By Tim Duy
The main thrust of the thesis is that the ECB held interest rates low last decade to support Germany because Maastrict rules forbid a fiscal policy solution to Germany’s woes. But rates were excessively low for the periphery, triggering the emergence of bubbles and unsustainable imbalances. Basically, the root of the problem was a one-size-fits-all monetary policy worsened by an inflexible fiscal structure.
So far so good. What caught my eye was this quote from Koo:
Unfortunately there have been growing calls in the eurozone for fiscal union. But that would only make the problem worse by forcing the same fiscal policy on all countries, regardless of whether they were in a balance sheet recession.

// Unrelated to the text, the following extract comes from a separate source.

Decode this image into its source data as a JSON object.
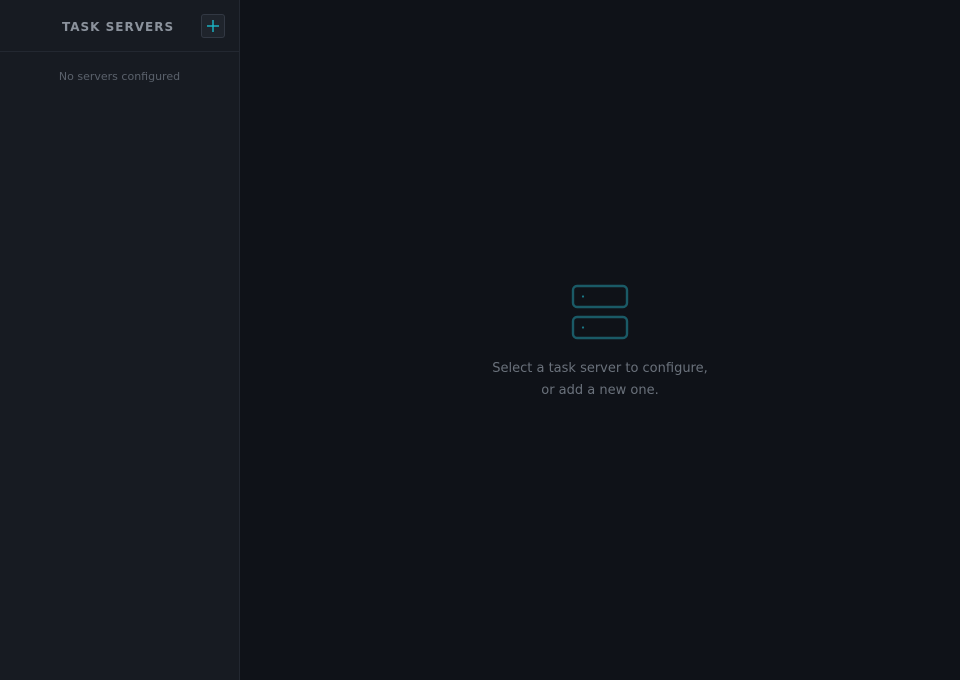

This is true with regards to what is emerging as “fiscal union” in the Eurozone, largely a commitment to strict fiscal targets. This, however, is not how I would define a fiscal union. When I use the term fiscal union, I am thinking of a centralized budget authority capable of making automatic internal transfers.
Paul Krugman has provided some very good examples of the importance of such internal transfers in the United States. For example, see his discussion of Texas and the Savings and Loan crisis:

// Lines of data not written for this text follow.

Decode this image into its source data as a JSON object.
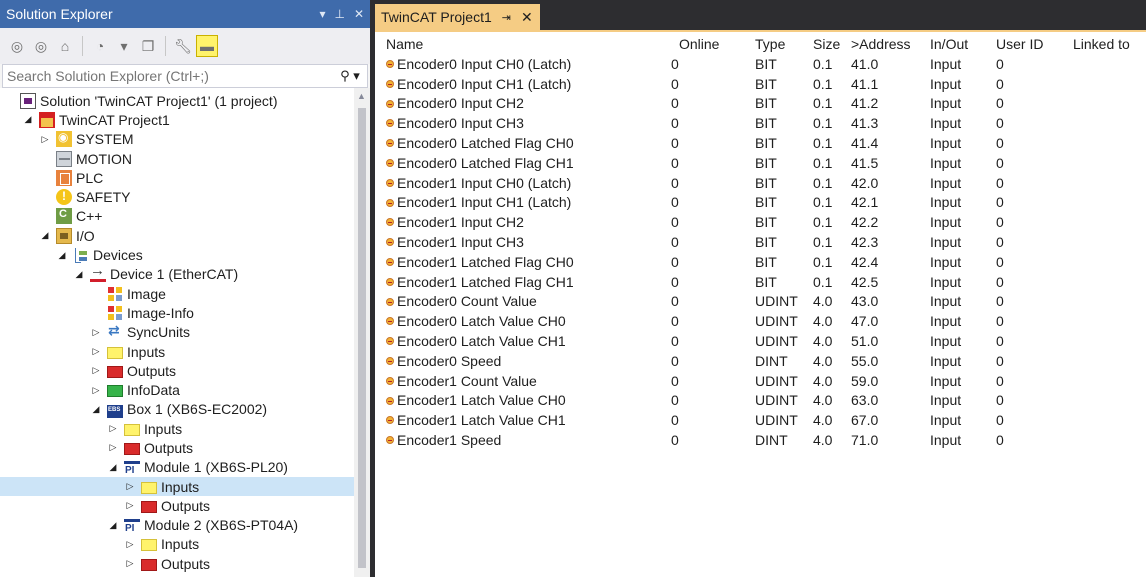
{
  "solution_explorer": {
    "title": "Solution Explorer",
    "window_controls": {
      "dropdown": "▾",
      "pin": "⊥",
      "close": "✕"
    },
    "search": {
      "placeholder": "Search Solution Explorer (Ctrl+;)"
    },
    "tree": [
      {
        "label": "Solution 'TwinCAT Project1' (1 project)",
        "icon": "solution-icon",
        "indent": 0,
        "twisty": ""
      },
      {
        "label": "TwinCAT Project1",
        "icon": "project-icon",
        "indent": 1,
        "twisty": "expanded"
      },
      {
        "label": "SYSTEM",
        "icon": "system-icon",
        "indent": 2,
        "twisty": "collapsed"
      },
      {
        "label": "MOTION",
        "icon": "motion-icon",
        "indent": 2,
        "twisty": ""
      },
      {
        "label": "PLC",
        "icon": "plc-icon",
        "indent": 2,
        "twisty": ""
      },
      {
        "label": "SAFETY",
        "icon": "safety-icon",
        "indent": 2,
        "twisty": ""
      },
      {
        "label": "C++",
        "icon": "cpp-icon",
        "indent": 2,
        "twisty": ""
      },
      {
        "label": "I/O",
        "icon": "io-icon",
        "indent": 2,
        "twisty": "expanded"
      },
      {
        "label": "Devices",
        "icon": "devices-icon",
        "indent": 3,
        "twisty": "expanded"
      },
      {
        "label": "Device 1 (EtherCAT)",
        "icon": "ethercat-device-icon",
        "indent": 4,
        "twisty": "expanded"
      },
      {
        "label": "Image",
        "icon": "image-icon",
        "indent": 5,
        "twisty": ""
      },
      {
        "label": "Image-Info",
        "icon": "image-info-icon",
        "indent": 5,
        "twisty": ""
      },
      {
        "label": "SyncUnits",
        "icon": "sync-units-icon",
        "indent": 5,
        "twisty": "collapsed"
      },
      {
        "label": "Inputs",
        "icon": "inputs-icon",
        "indent": 5,
        "twisty": "collapsed"
      },
      {
        "label": "Outputs",
        "icon": "outputs-icon",
        "indent": 5,
        "twisty": "collapsed"
      },
      {
        "label": "InfoData",
        "icon": "infodata-icon",
        "indent": 5,
        "twisty": "collapsed"
      },
      {
        "label": "Box 1 (XB6S-EC2002)",
        "icon": "box-icon",
        "indent": 5,
        "twisty": "expanded"
      },
      {
        "label": "Inputs",
        "icon": "inputs-icon",
        "indent": 6,
        "twisty": "collapsed"
      },
      {
        "label": "Outputs",
        "icon": "outputs-icon",
        "indent": 6,
        "twisty": "collapsed"
      },
      {
        "label": "Module 1 (XB6S-PL20)",
        "icon": "module-icon",
        "indent": 6,
        "twisty": "expanded"
      },
      {
        "label": "Inputs",
        "icon": "inputs-icon",
        "indent": 7,
        "twisty": "collapsed",
        "selected": true
      },
      {
        "label": "Outputs",
        "icon": "outputs-icon",
        "indent": 7,
        "twisty": "collapsed"
      },
      {
        "label": "Module 2 (XB6S-PT04A)",
        "icon": "module-icon",
        "indent": 6,
        "twisty": "expanded"
      },
      {
        "label": "Inputs",
        "icon": "inputs-icon",
        "indent": 7,
        "twisty": "collapsed"
      },
      {
        "label": "Outputs",
        "icon": "outputs-icon",
        "indent": 7,
        "twisty": "collapsed"
      }
    ]
  },
  "document_tab": {
    "label": "TwinCAT Project1",
    "pin": "⇥",
    "close": "✕"
  },
  "table": {
    "columns": [
      "Name",
      "Online",
      "Type",
      "Size",
      ">Address",
      "In/Out",
      "User ID",
      "Linked to"
    ],
    "rows": [
      [
        "Encoder0 Input CH0 (Latch)",
        "0",
        "BIT",
        "0.1",
        "41.0",
        "Input",
        "0"
      ],
      [
        "Encoder0 Input CH1 (Latch)",
        "0",
        "BIT",
        "0.1",
        "41.1",
        "Input",
        "0"
      ],
      [
        "Encoder0 Input CH2",
        "0",
        "BIT",
        "0.1",
        "41.2",
        "Input",
        "0"
      ],
      [
        "Encoder0 Input CH3",
        "0",
        "BIT",
        "0.1",
        "41.3",
        "Input",
        "0"
      ],
      [
        "Encoder0 Latched Flag CH0",
        "0",
        "BIT",
        "0.1",
        "41.4",
        "Input",
        "0"
      ],
      [
        "Encoder0 Latched Flag CH1",
        "0",
        "BIT",
        "0.1",
        "41.5",
        "Input",
        "0"
      ],
      [
        "Encoder1 Input CH0 (Latch)",
        "0",
        "BIT",
        "0.1",
        "42.0",
        "Input",
        "0"
      ],
      [
        "Encoder1 Input CH1 (Latch)",
        "0",
        "BIT",
        "0.1",
        "42.1",
        "Input",
        "0"
      ],
      [
        "Encoder1 Input CH2",
        "0",
        "BIT",
        "0.1",
        "42.2",
        "Input",
        "0"
      ],
      [
        "Encoder1 Input CH3",
        "0",
        "BIT",
        "0.1",
        "42.3",
        "Input",
        "0"
      ],
      [
        "Encoder1 Latched Flag CH0",
        "0",
        "BIT",
        "0.1",
        "42.4",
        "Input",
        "0"
      ],
      [
        "Encoder1 Latched Flag CH1",
        "0",
        "BIT",
        "0.1",
        "42.5",
        "Input",
        "0"
      ],
      [
        "Encoder0 Count Value",
        "0",
        "UDINT",
        "4.0",
        "43.0",
        "Input",
        "0"
      ],
      [
        "Encoder0 Latch Value CH0",
        "0",
        "UDINT",
        "4.0",
        "47.0",
        "Input",
        "0"
      ],
      [
        "Encoder0 Latch Value CH1",
        "0",
        "UDINT",
        "4.0",
        "51.0",
        "Input",
        "0"
      ],
      [
        "Encoder0 Speed",
        "0",
        "DINT",
        "4.0",
        "55.0",
        "Input",
        "0"
      ],
      [
        "Encoder1 Count Value",
        "0",
        "UDINT",
        "4.0",
        "59.0",
        "Input",
        "0"
      ],
      [
        "Encoder1 Latch Value CH0",
        "0",
        "UDINT",
        "4.0",
        "63.0",
        "Input",
        "0"
      ],
      [
        "Encoder1 Latch Value CH1",
        "0",
        "UDINT",
        "4.0",
        "67.0",
        "Input",
        "0"
      ],
      [
        "Encoder1 Speed",
        "0",
        "DINT",
        "4.0",
        "71.0",
        "Input",
        "0"
      ]
    ]
  },
  "colors": {
    "title_bar": "#3f6bab",
    "tab_active": "#f5cc84",
    "selection": "#cce4f7"
  }
}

The cleanup from that crisis cost taxpayers about $125 billion (pdf), back when that was real money. As best I can tell, around 60 percent of the losses were in Texas (pdf). So that’s around $75 billion in aid — not loans, outright transfer.
Texas GDP was about $300 billion in 1987. So this was equivalent to giving — not lending, not even taking an equity stake — Spain 25 percent of its GDP to bail out its banks.
And in the US it wasn’t even treated as an interstate political issue.
Also, see his Florida example:
So as I read it, between falling tax payments without any corresponding fall in federal benefits, plus safety-net aid — not counting Medicaid, which would make the number even bigger — Florida received what amounted to an annual transfer from Washington of $31 billion plus, or more than 4 percent of state GDP. That’s a transfer, not a loan. And it’s very big.
These are examples of how assymetric shocks are cushioned within a fiscal union. Transfers, not loans. For the Eurozone to be successful, they need this kind of fiscal infrastructure. Unfortunately, I think they are light-years away from such a union, and what they think is a fiscal union – strict deficit limits – is something very different, a union that as Koo says will make conditions worse, not better. One of the many reasons I remain a Euroskeptic.
This post originally appeared at Tim Duy’s Fed Watch and is posted with permission.